This classic Icelandic style from the 19th and early 20th centuries was continued chiefly by Grímur Thomsen (1820–96), who wrote many heroic poems and Matthías Jochumsson (1835–1920), who wrote many plays that are considered the beginning of modern Icelandic drama, among many others. In short, this period was a great revival of Icelandic literature.

Realism and naturalism followed romanticism. Notable Realistic writers include the short-story writer Gestur Pálsson (is) (1852–91), known for his satires, and the Icelandic-Canadian poet Stephan G. Stephansson (1853–1927), noted for his sensitive way to deal with the language and for his ironic vein. Einar Benediktsson must be mentioned here as an early proponent of Neo-romanticism. He is in many ways a lone in Icelandic poetry, but is generally acknowledged to be one of the great figures of the "Golden Age" in poetry.[3]

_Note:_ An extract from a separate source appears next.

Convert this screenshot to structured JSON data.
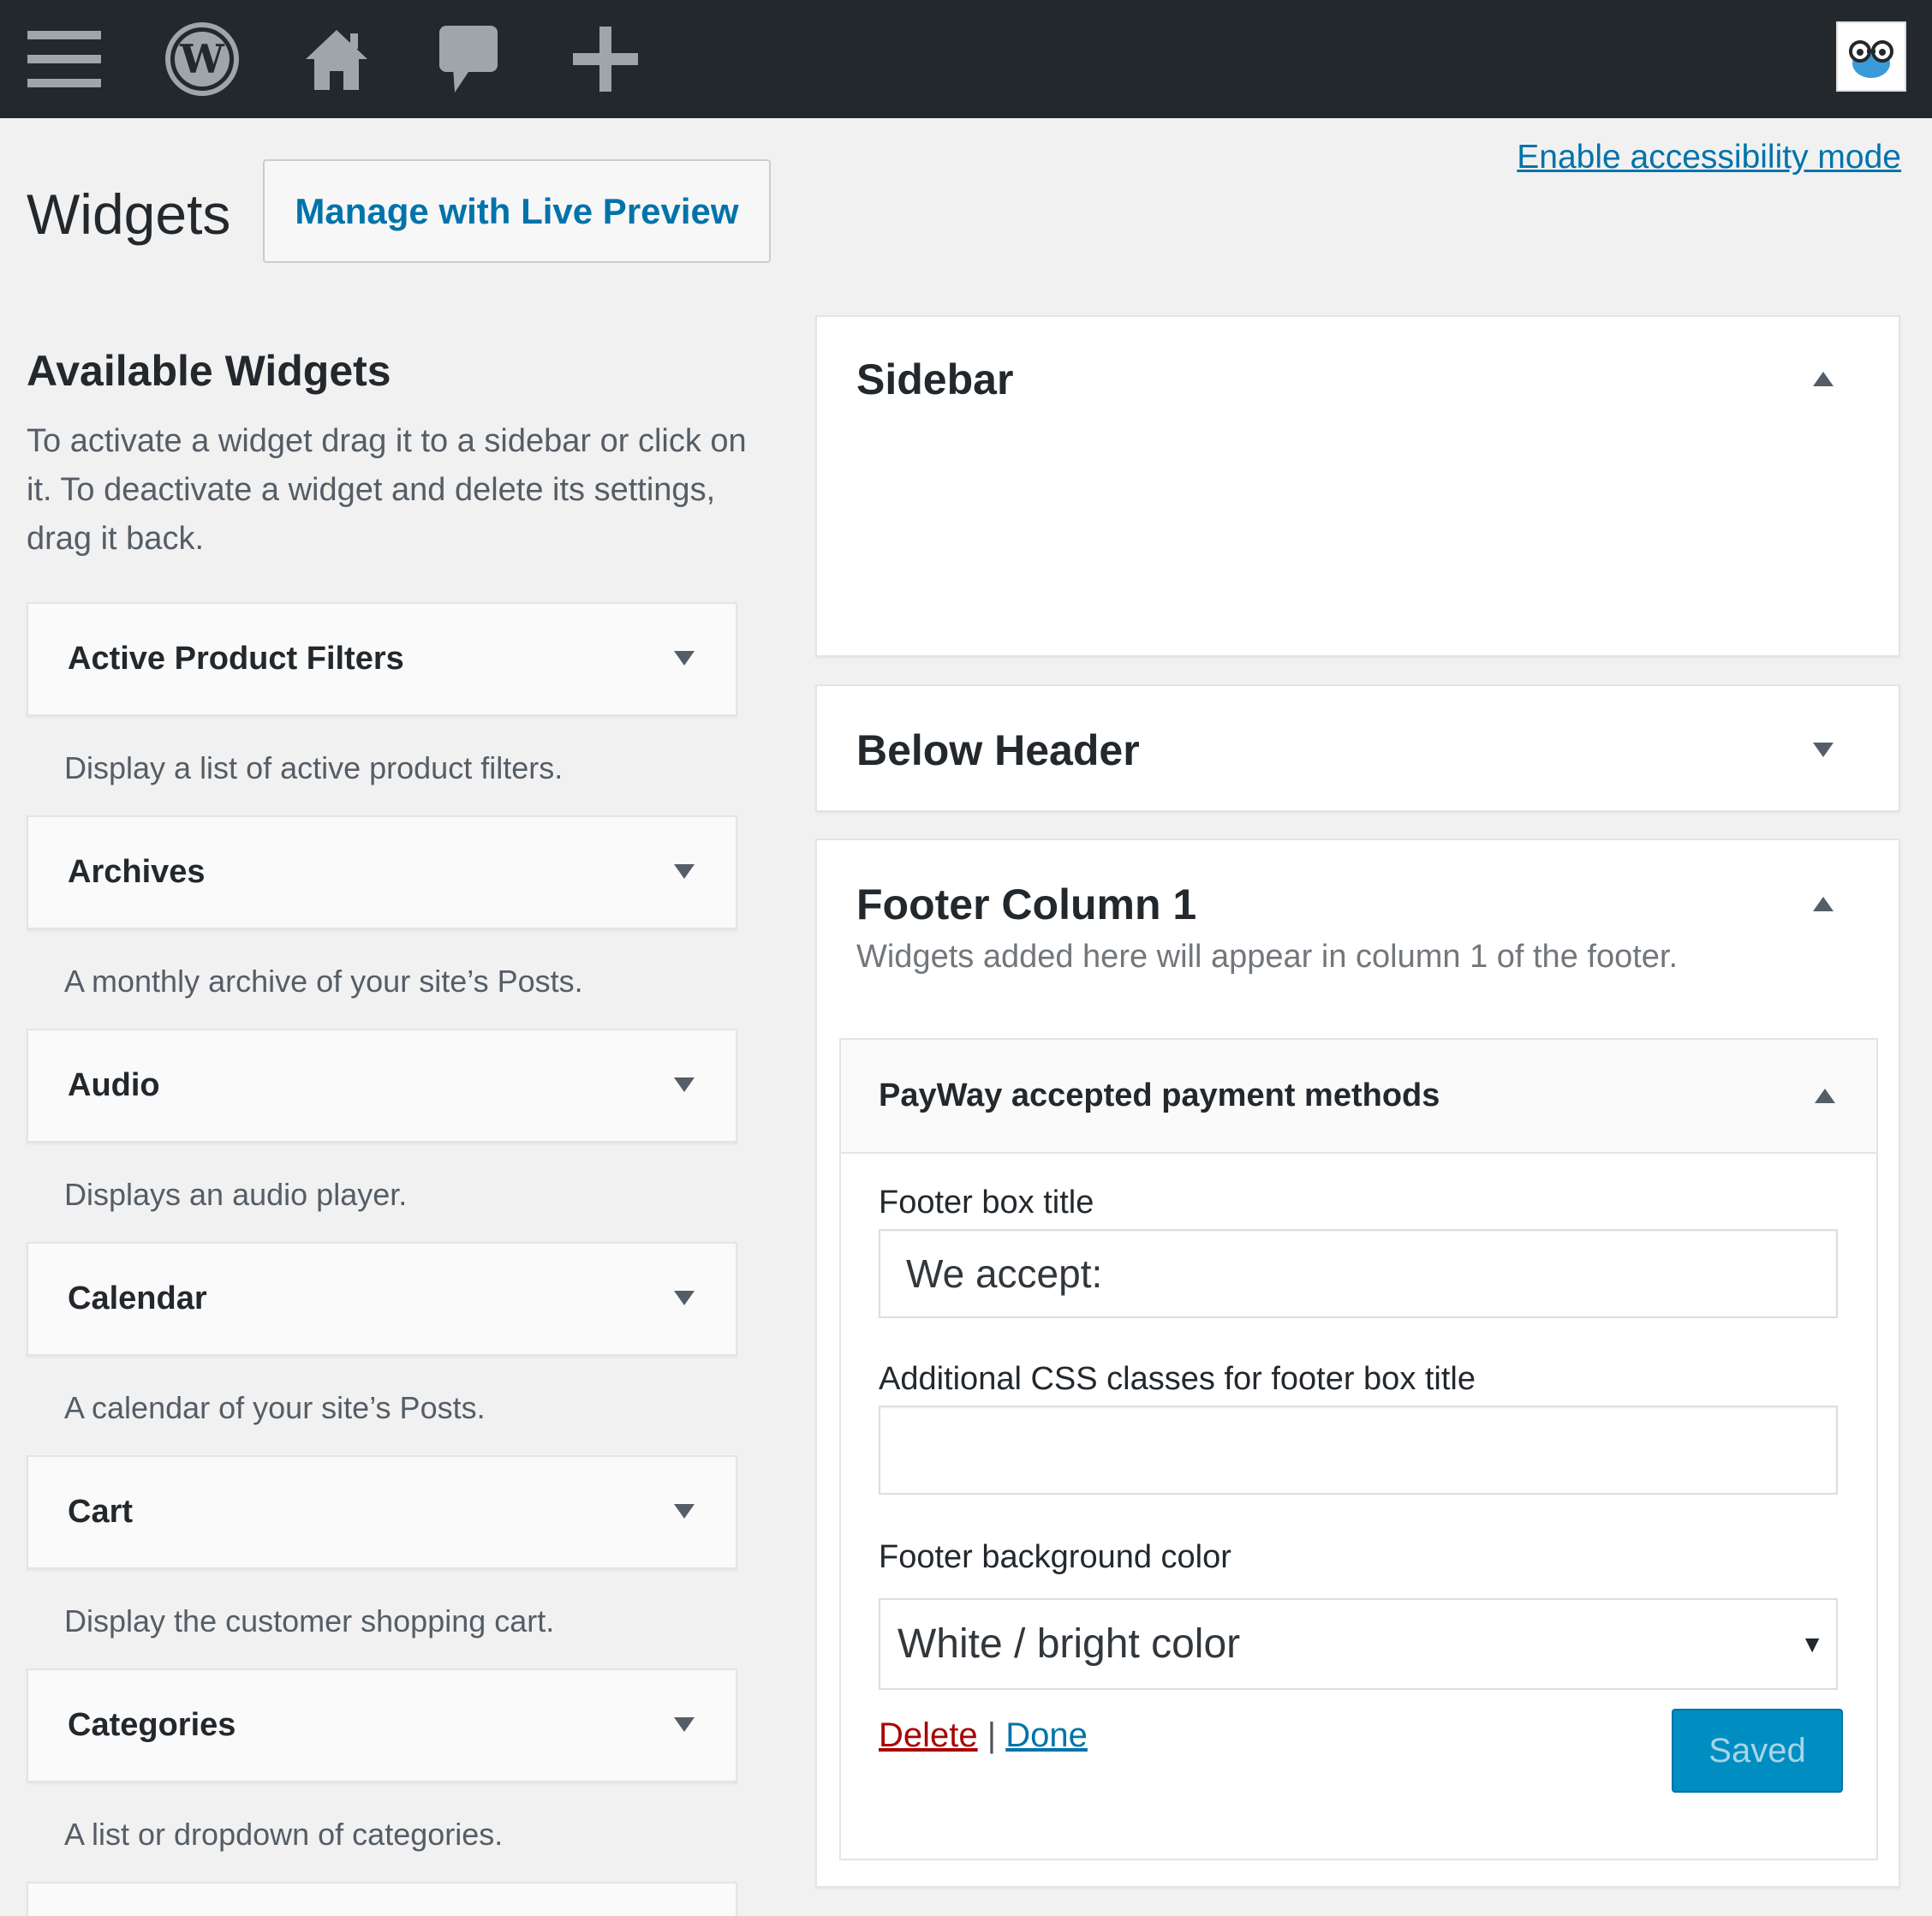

In the early 20th century several Icelandic writers started writing in Danish, among them Jóhann Sigurjónsson, and Gunnar Gunnarsson (1889–1975). Writer Halldór Laxness (1902–98), won the 1955 Nobel Prize in Literature, and was the author of many articles, essays, poems, short stories and novels. Widely-translated works include the expressionist novels Independent People (1934–35) and Iceland's Bell (1943–46).

After World War I, there was a revival of the classic style, mainly in poetry, with authors such as Davíð Stefánsson and Tómas Guðmundsson, who later became the representer of traditional poetry in Iceland in the 20th century. Modern authors, from the end of World War II, tend to merge the classical style with a modernist style.

More recently, crime novelist Arnaldur Indriðason's (b. 1961) works have met with success outside of Iceland.

See also[edit]

References[edit]

  1. ^ As far as it goes. A poet would not make up untrue deeds, but he would also leave out negative aspects.
  2. ^ Tools of Literacy, Gudrun Nordal
  3. ^ Einar Benediktsson and Stephan G. Stephansson share, despite all differences, this certain "loner" status. They may not have influenced many other poets directly, but every poet has read them, and they are present in all relevant anthologies and are both required reading in schools.

External links[edit]